DAYTON, Ohio (WDTN)– Drug addiction can affect anyone in any walk of life, but that’s not always how addicts are portrayed. And, experts say that’s part of the problem.
In movies, drug abusers are often depicted as grungy, unintelligent or living on the streets but in real life, it can show a very different picture.
“Me being willing to let go of everything in my old life was what saved my life,” said Dayton Resident Chelsa Lawhorn.
A life that was hanging by a thread, quickly consumed by drug addiction.
“I would not go to sleep until I made sure I had enough for the next morning,” said Lawhorn. “What I had to do didn’t matter, if I needed to break the law I would to get it.”

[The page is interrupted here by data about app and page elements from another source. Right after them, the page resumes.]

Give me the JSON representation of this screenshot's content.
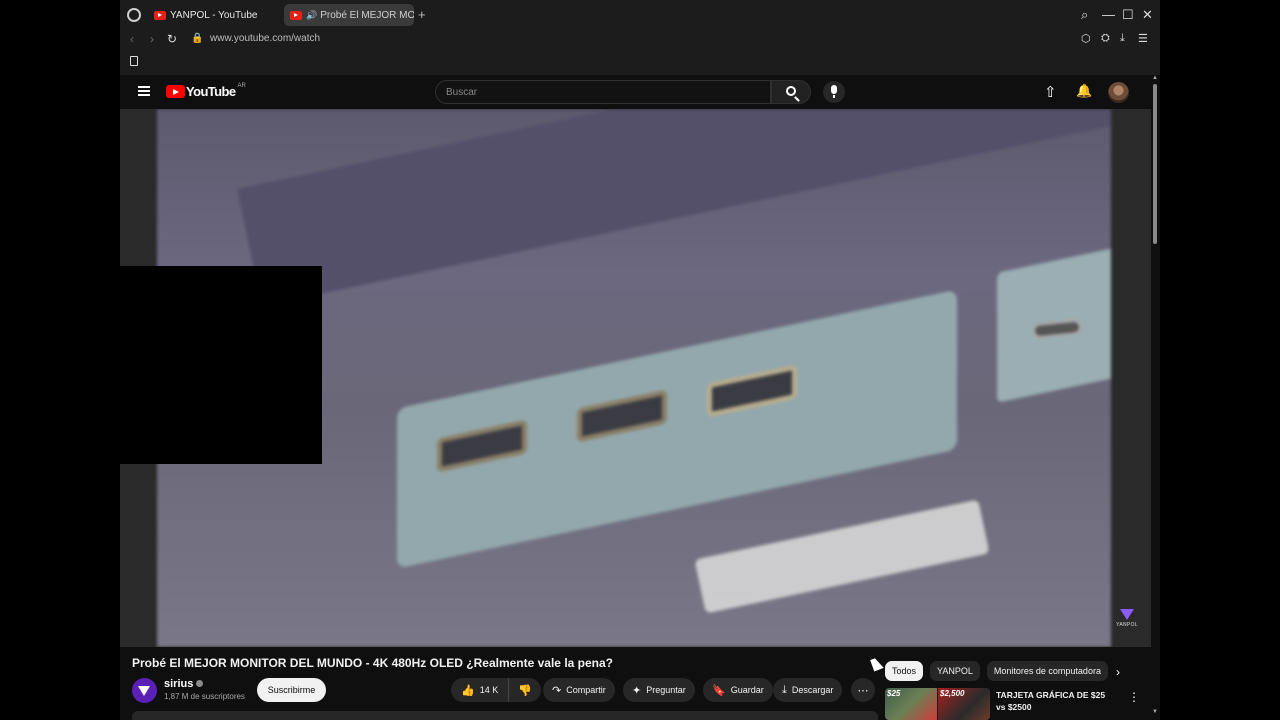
{
  "tabs": [
    {
      "label": "YANPOL - YouTube"
    },
    {
      "label": "Probé El MEJOR MONI"
    }
  ],
  "address_bar": {
    "url": "www.youtube.com/watch"
  },
  "youtube": {
    "logo_text": "YouTube",
    "country_code": "AR",
    "search_placeholder": "Buscar"
  },
  "player": {
    "watermark": "YANPOL"
  },
  "video": {
    "title": "Probé El MEJOR MONITOR DEL MUNDO - 4K 480Hz OLED ¿Realmente vale la pena?",
    "channel_name": "sirius",
    "subscribers": "1,87 M de suscriptores",
    "subscribe_label": "Suscribirme",
    "likes": "14 K",
    "share_label": "Compartir",
    "ask_label": "Preguntar",
    "save_label": "Guardar",
    "download_label": "Descargar"
  },
  "chips": [
    "Todos",
    "YANPOL",
    "Monitores de computadora"
  ],
  "recommendation": {
    "thumb_price_left": "$25",
    "thumb_price_right": "$2,500",
    "title": "TARJETA GRÁFICA DE $25 vs $2500"
  },
  "icons": {
    "menu": "hamburger-icon",
    "search": "search-icon",
    "mic": "microphone-icon",
    "upload": "upload-icon",
    "bell": "notifications-icon",
    "like": "thumbs-up-icon",
    "dislike": "thumbs-down-icon",
    "share": "share-arrow-icon",
    "ask": "sparkle-icon",
    "save": "bookmark-icon",
    "download": "download-icon",
    "more": "more-horizontal-icon"
  },
  "colors": {
    "youtube_red": "#ff0000",
    "background": "#0f0f0f",
    "pill": "#272727",
    "channel_accent": "#5b21b6"
  }
}
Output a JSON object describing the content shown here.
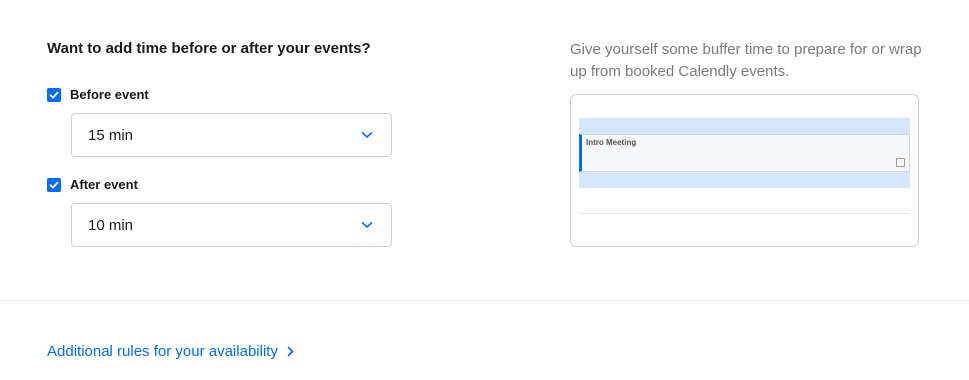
{
  "buffer": {
    "question": "Want to add time before or after your events?",
    "before": {
      "checkbox_label": "Before event",
      "checked": true,
      "selected_value": "15 min"
    },
    "after": {
      "checkbox_label": "After event",
      "checked": true,
      "selected_value": "10 min"
    }
  },
  "helper": {
    "text": "Give yourself some buffer time to prepare for or wrap up from booked Calendly events."
  },
  "preview": {
    "event_title": "Intro Meeting"
  },
  "footer": {
    "link_label": "Additional rules for your availability"
  },
  "icons": {
    "checkbox": "checkmark-icon",
    "select": "chevron-down-icon",
    "link": "chevron-right-icon",
    "event": "calendar-icon"
  },
  "colors": {
    "accent": "#006bff",
    "buffer_band": "#d3e6fb",
    "helper_text": "#7a7a7a",
    "border": "#c9cdd3"
  }
}
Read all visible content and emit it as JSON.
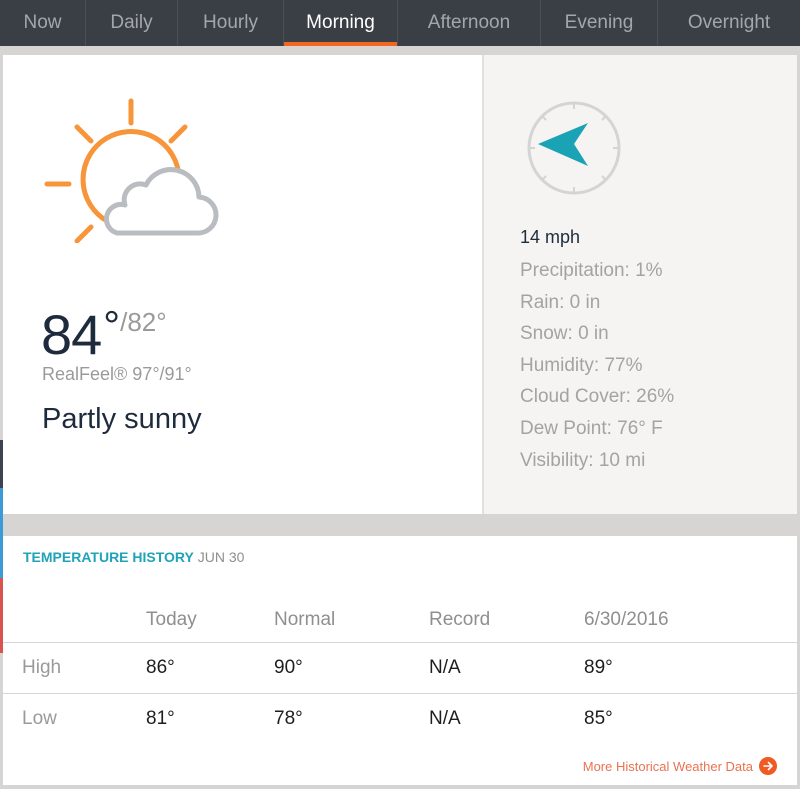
{
  "tabs": [
    {
      "label": "Now",
      "active": false
    },
    {
      "label": "Daily",
      "active": false
    },
    {
      "label": "Hourly",
      "active": false
    },
    {
      "label": "Morning",
      "active": true
    },
    {
      "label": "Afternoon",
      "active": false
    },
    {
      "label": "Evening",
      "active": false
    },
    {
      "label": "Overnight",
      "active": false
    }
  ],
  "current": {
    "icon": "partly-sunny-icon",
    "temperature": "84",
    "degree_symbol": "°",
    "low": "/82°",
    "realfeel": "RealFeel® 97°/91°",
    "phrase": "Partly sunny",
    "wind": {
      "direction_icon": "compass-arrow-west-icon",
      "speed": "14 mph"
    },
    "stats": [
      "Precipitation: 1%",
      "Rain: 0 in",
      "Snow: 0 in",
      "Humidity: 77%",
      "Cloud Cover: 26%",
      "Dew Point: 76° F",
      "Visibility: 10 mi"
    ]
  },
  "history": {
    "title": "TEMPERATURE HISTORY",
    "date": "JUN 30",
    "columns": [
      "Today",
      "Normal",
      "Record",
      "6/30/2016"
    ],
    "rows": [
      {
        "label": "High",
        "values": [
          "86°",
          "90°",
          "N/A",
          "89°"
        ]
      },
      {
        "label": "Low",
        "values": [
          "81°",
          "78°",
          "N/A",
          "85°"
        ]
      }
    ],
    "more_link": "More Historical Weather Data"
  },
  "colors": {
    "accent_orange": "#f26522",
    "accent_teal": "#1fa3b8",
    "tab_bar": "#3a3f45",
    "sun": "#f7953a",
    "cloud": "#b9bcc0"
  }
}
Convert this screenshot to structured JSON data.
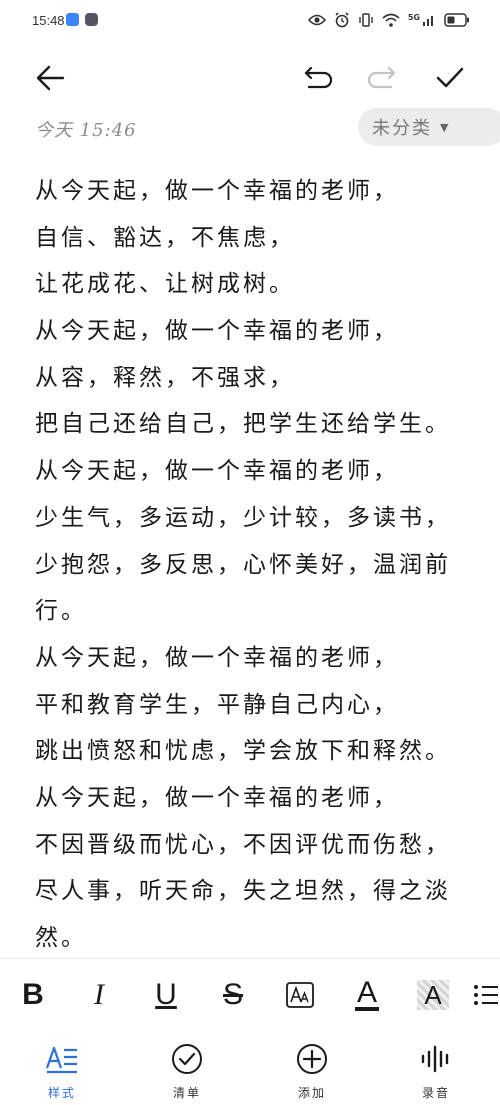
{
  "status_bar": {
    "time": "15:48",
    "network": "5G"
  },
  "toolbar": {
    "back_icon": "arrow-left-icon",
    "undo_icon": "undo-icon",
    "redo_icon": "redo-icon",
    "confirm_icon": "check-icon"
  },
  "note": {
    "date": "今天 15:46",
    "category": "未分类",
    "lines": [
      "从今天起，做一个幸福的老师，",
      "自信、豁达，不焦虑，",
      "让花成花、让树成树。",
      "从今天起，做一个幸福的老师，",
      "从容，释然，不强求，",
      "把自己还给自己，把学生还给学生。",
      "从今天起，做一个幸福的老师，",
      "少生气，多运动，少计较，多读书，",
      "少抱怨，多反思，心怀美好，温润前",
      "行。",
      "从今天起，做一个幸福的老师，",
      "平和教育学生，平静自己内心，",
      "跳出愤怒和忧虑，学会放下和释然。",
      "从今天起，做一个幸福的老师，",
      "不因晋级而忧心，不因评优而伤愁，",
      "尽人事，听天命，失之坦然，得之淡",
      "然。"
    ]
  },
  "format_bar": {
    "bold": "B",
    "italic": "I",
    "underline": "U",
    "strike": "S",
    "text_color": "A",
    "highlight": "A"
  },
  "bottom_nav": {
    "items": [
      {
        "label": "样式",
        "icon": "text-style-icon",
        "active": true
      },
      {
        "label": "清单",
        "icon": "checklist-icon",
        "active": false
      },
      {
        "label": "添加",
        "icon": "add-icon",
        "active": false
      },
      {
        "label": "录音",
        "icon": "voice-record-icon",
        "active": false
      }
    ]
  },
  "colors": {
    "accent": "#2f6fe0",
    "chip_bg": "#ececec",
    "meta_text": "#8c8c8c"
  }
}
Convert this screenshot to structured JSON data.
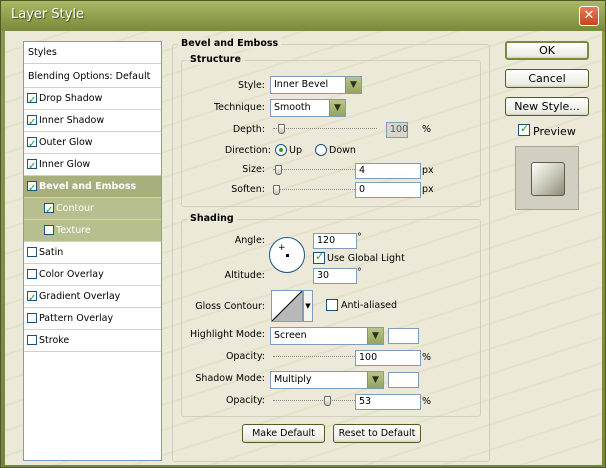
{
  "window": {
    "title": "Layer Style",
    "close_glyph": "✕"
  },
  "styles_list": {
    "header": "Styles",
    "blending": "Blending Options: Default",
    "items": [
      {
        "label": "Drop Shadow",
        "checked": true
      },
      {
        "label": "Inner Shadow",
        "checked": true
      },
      {
        "label": "Outer Glow",
        "checked": true
      },
      {
        "label": "Inner Glow",
        "checked": true
      },
      {
        "label": "Bevel and Emboss",
        "checked": true,
        "selected": true
      },
      {
        "label": "Contour",
        "checked": true,
        "sub": true
      },
      {
        "label": "Texture",
        "checked": false,
        "sub": true
      },
      {
        "label": "Satin",
        "checked": false
      },
      {
        "label": "Color Overlay",
        "checked": false
      },
      {
        "label": "Gradient Overlay",
        "checked": true
      },
      {
        "label": "Pattern Overlay",
        "checked": false
      },
      {
        "label": "Stroke",
        "checked": false
      }
    ]
  },
  "bevel": {
    "title": "Bevel and Emboss",
    "structure": {
      "title": "Structure",
      "style_label": "Style:",
      "style_value": "Inner Bevel",
      "technique_label": "Technique:",
      "technique_value": "Smooth",
      "depth_label": "Depth:",
      "depth_value": "100",
      "depth_unit": "%",
      "depth_level": 0.05,
      "direction_label": "Direction:",
      "direction_up": "Up",
      "direction_down": "Down",
      "direction_selected": "Up",
      "size_label": "Size:",
      "size_value": "4",
      "size_unit": "px",
      "size_level": 0.02,
      "soften_label": "Soften:",
      "soften_value": "0",
      "soften_unit": "px",
      "soften_level": 0.0
    },
    "shading": {
      "title": "Shading",
      "angle_label": "Angle:",
      "angle_value": "120",
      "angle_unit": "°",
      "global_light_label": "Use Global Light",
      "global_light_checked": true,
      "altitude_label": "Altitude:",
      "altitude_value": "30",
      "altitude_unit": "°",
      "gloss_label": "Gloss Contour:",
      "anti_aliased_label": "Anti-aliased",
      "anti_aliased_checked": false,
      "highlight_mode_label": "Highlight Mode:",
      "highlight_mode_value": "Screen",
      "highlight_opacity_label": "Opacity:",
      "highlight_opacity_value": "100",
      "highlight_opacity_unit": "%",
      "highlight_opacity_level": 1.0,
      "shadow_mode_label": "Shadow Mode:",
      "shadow_mode_value": "Multiply",
      "shadow_opacity_label": "Opacity:",
      "shadow_opacity_value": "53",
      "shadow_opacity_unit": "%",
      "shadow_opacity_level": 0.53,
      "highlight_color": "#ffffff",
      "shadow_color": "#ffffff"
    },
    "make_default": "Make Default",
    "reset_default": "Reset to Default"
  },
  "actions": {
    "ok": "OK",
    "cancel": "Cancel",
    "new_style": "New Style...",
    "preview_label": "Preview",
    "preview_checked": true
  },
  "colors": {
    "accent": "#7a8a3c",
    "selected_row": "#a7b07c",
    "check": "#21a121"
  }
}
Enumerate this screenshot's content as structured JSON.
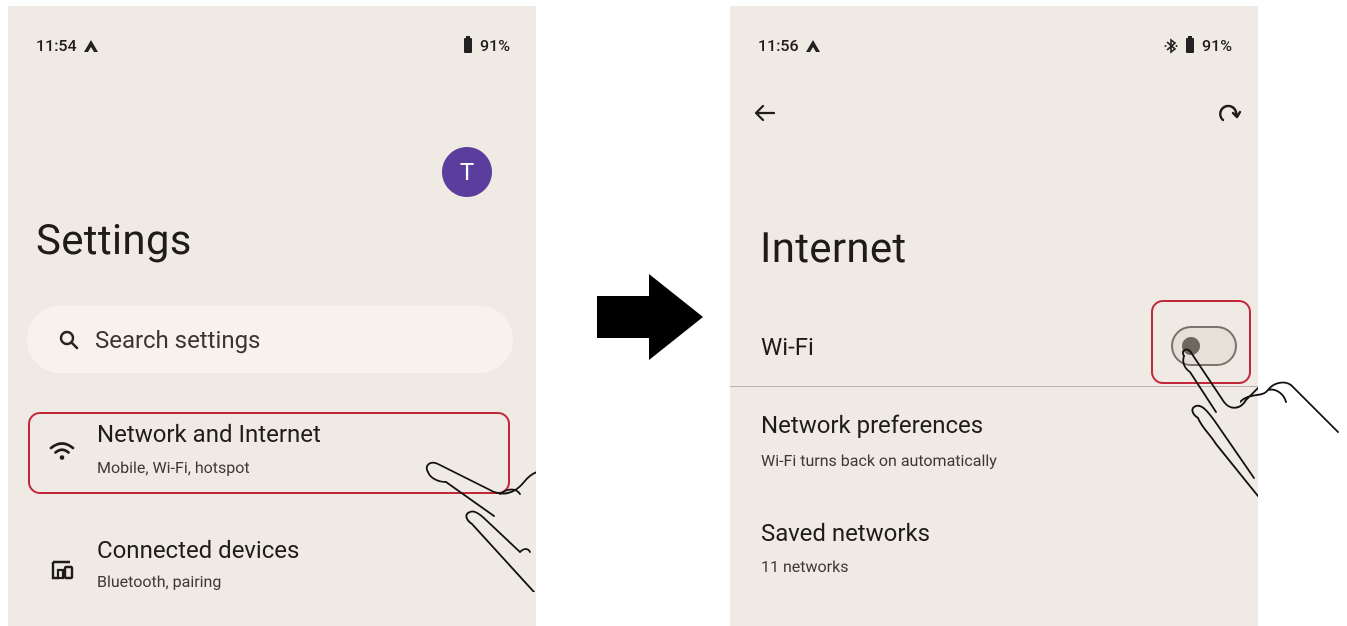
{
  "left_screen": {
    "status": {
      "time": "11:54",
      "battery": "91%"
    },
    "avatar_initial": "T",
    "title": "Settings",
    "search": {
      "placeholder": "Search settings"
    },
    "items": [
      {
        "title": "Network and Internet",
        "subtitle": "Mobile, Wi-Fi, hotspot",
        "icon": "wifi-icon"
      },
      {
        "title": "Connected devices",
        "subtitle": "Bluetooth, pairing",
        "icon": "connected-devices-icon"
      }
    ]
  },
  "right_screen": {
    "status": {
      "time": "11:56",
      "battery": "91%"
    },
    "title": "Internet",
    "wifi": {
      "label": "Wi-Fi",
      "enabled": false
    },
    "items": [
      {
        "title": "Network preferences",
        "subtitle": "Wi-Fi turns back on automatically"
      },
      {
        "title": "Saved networks",
        "subtitle": "11 networks"
      }
    ]
  },
  "colors": {
    "screen_bg": "#efeae4",
    "highlight": "#c3283a",
    "avatar": "#5a3d9c"
  }
}
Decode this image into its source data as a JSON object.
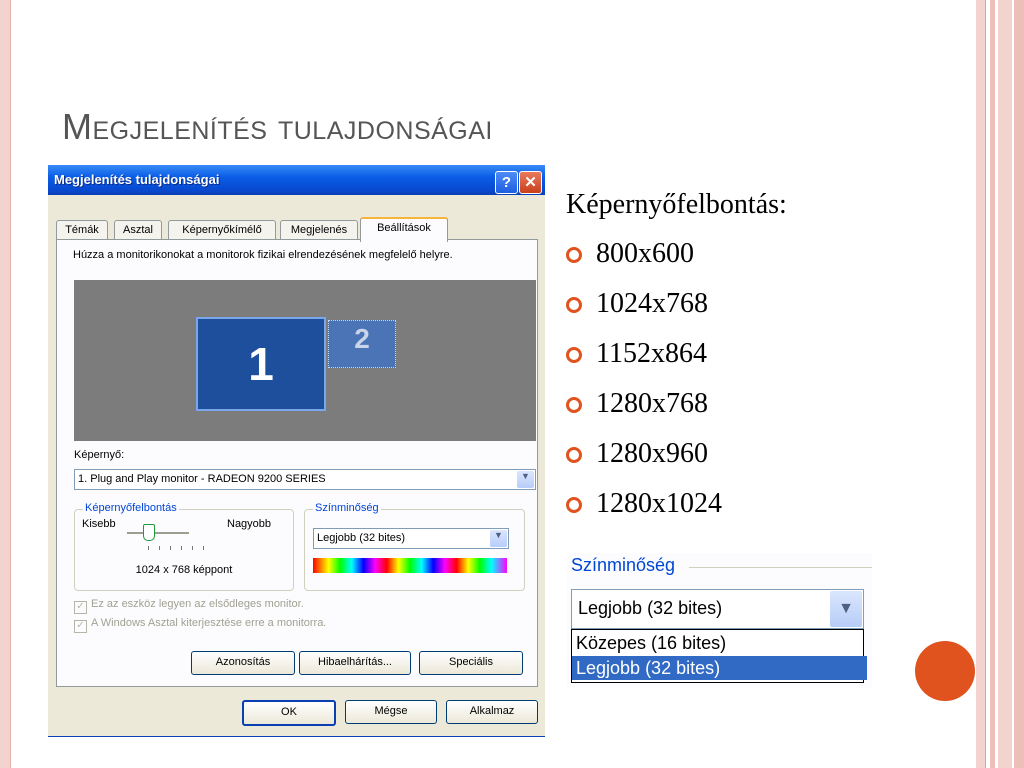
{
  "slide": {
    "title": "Megjelenítés tulajdonságai",
    "accent_color": "#e0531f"
  },
  "dialog": {
    "title": "Megjelenítés tulajdonságai",
    "help_label": "?",
    "close_label": "✕",
    "tabs": [
      {
        "label": "Témák"
      },
      {
        "label": "Asztal"
      },
      {
        "label": "Képernyőkímélő"
      },
      {
        "label": "Megjelenés"
      },
      {
        "label": "Beállítások",
        "active": true
      }
    ],
    "instruction": "Húzza a monitorikonokat a monitorok fizikai elrendezésének megfelelő helyre.",
    "monitors": [
      {
        "label": "1"
      },
      {
        "label": "2"
      }
    ],
    "screen_label": "Képernyő:",
    "screen_value": "1. Plug and Play monitor - RADEON 9200 SERIES",
    "resolution_group": {
      "label": "Képernyőfelbontás",
      "smaller": "Kisebb",
      "larger": "Nagyobb",
      "value_text": "1024 x 768 képpont"
    },
    "color_group": {
      "label": "Színminőség",
      "value": "Legjobb (32 bites)"
    },
    "checkboxes": [
      {
        "label": "Ez az eszköz legyen az elsődleges monitor."
      },
      {
        "label": "A Windows Asztal kiterjesztése erre a monitorra."
      }
    ],
    "buttons": {
      "identify": "Azonosítás",
      "troubleshoot": "Hibaelhárítás...",
      "advanced": "Speciális",
      "ok": "OK",
      "cancel": "Mégse",
      "apply": "Alkalmaz"
    }
  },
  "bullets": {
    "heading": "Képernyőfelbontás:",
    "items": [
      "800x600",
      "1024x768",
      "1152x864",
      "1280x768",
      "1280x960",
      "1280x1024"
    ]
  },
  "inset": {
    "label": "Színminőség",
    "selected": "Legjobb (32 bites)",
    "options": [
      "Közepes (16 bites)",
      "Legjobb (32 bites)"
    ]
  }
}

And, that’s exactly what happened. Chelsa Lawhorn lost count of how many times she faced jail time for her addiction. Despite her rollercoaster battle with substance abuse, Chelsa says when she looked in the mirror she didn’t see an image of an addict. She saw herself but not the picture she always imagined viewing an addict.
“I didn’t look much different, I looked kind of like this, it can happen to anyone,” said Lawhorn. “It doesn’t discriminate, doesn’t profile, doesn’t go after a certain person, it can be anyone. I knew plenty of people that lived that lifestyle from all backgrounds.”
Experts say the stereotypical image of a drug user in our society is part of the problem.
“We’re surprised in fact as a community when addiction shows up as someone we know,” said Executive Director Montgomery County Alcohol, Drug Addiction and Mental Health Services Helen Jones-Kelley. “They live in exclusive neighborhoods, go to the most exclusive clubs, and attend great schools. Those aren’t the people we think of, we think of those in entry-level positions who are less articulate and aren’t connected in many ways that people with addiction challenges are.”
ADAMHS Staff refuses to call anyone who walks through their doors a drug addict. Instead, they are a person with an addiction. They say the distinction is vital to erase the stigma and start the healing process.
“I want them to be able to say ‘I have an addiction but I’m better than that and I’m going to continue to work through my challenges to make sure I don’t go there again,’” said Jones-Kelley.
The profile of a drug abuser is as powerful as the addiction itself and once conversations start happening, experts believe that’s when we’ll start to see a difference.
“Sometimes just hearing about other people’s stories helps folks to realize that’s me, I see myself, it’s time to do something,” said Jones-Kelley. “Once we normalize the experience for people then we can finally get rid of the problem and address it in a much more productive way.”
Chelsa says she started to become aware of her addiction when she lost everything to afford her new lifestyle. She’s been clean for nearly three years, but it was her children, grandmother and fire to fight that broke her free.
“Surrendering and realizing that I can’t just control everything and I have to start over from scratch and not hold onto anything from my old life, that’s what broke me free,” said Lawhorn.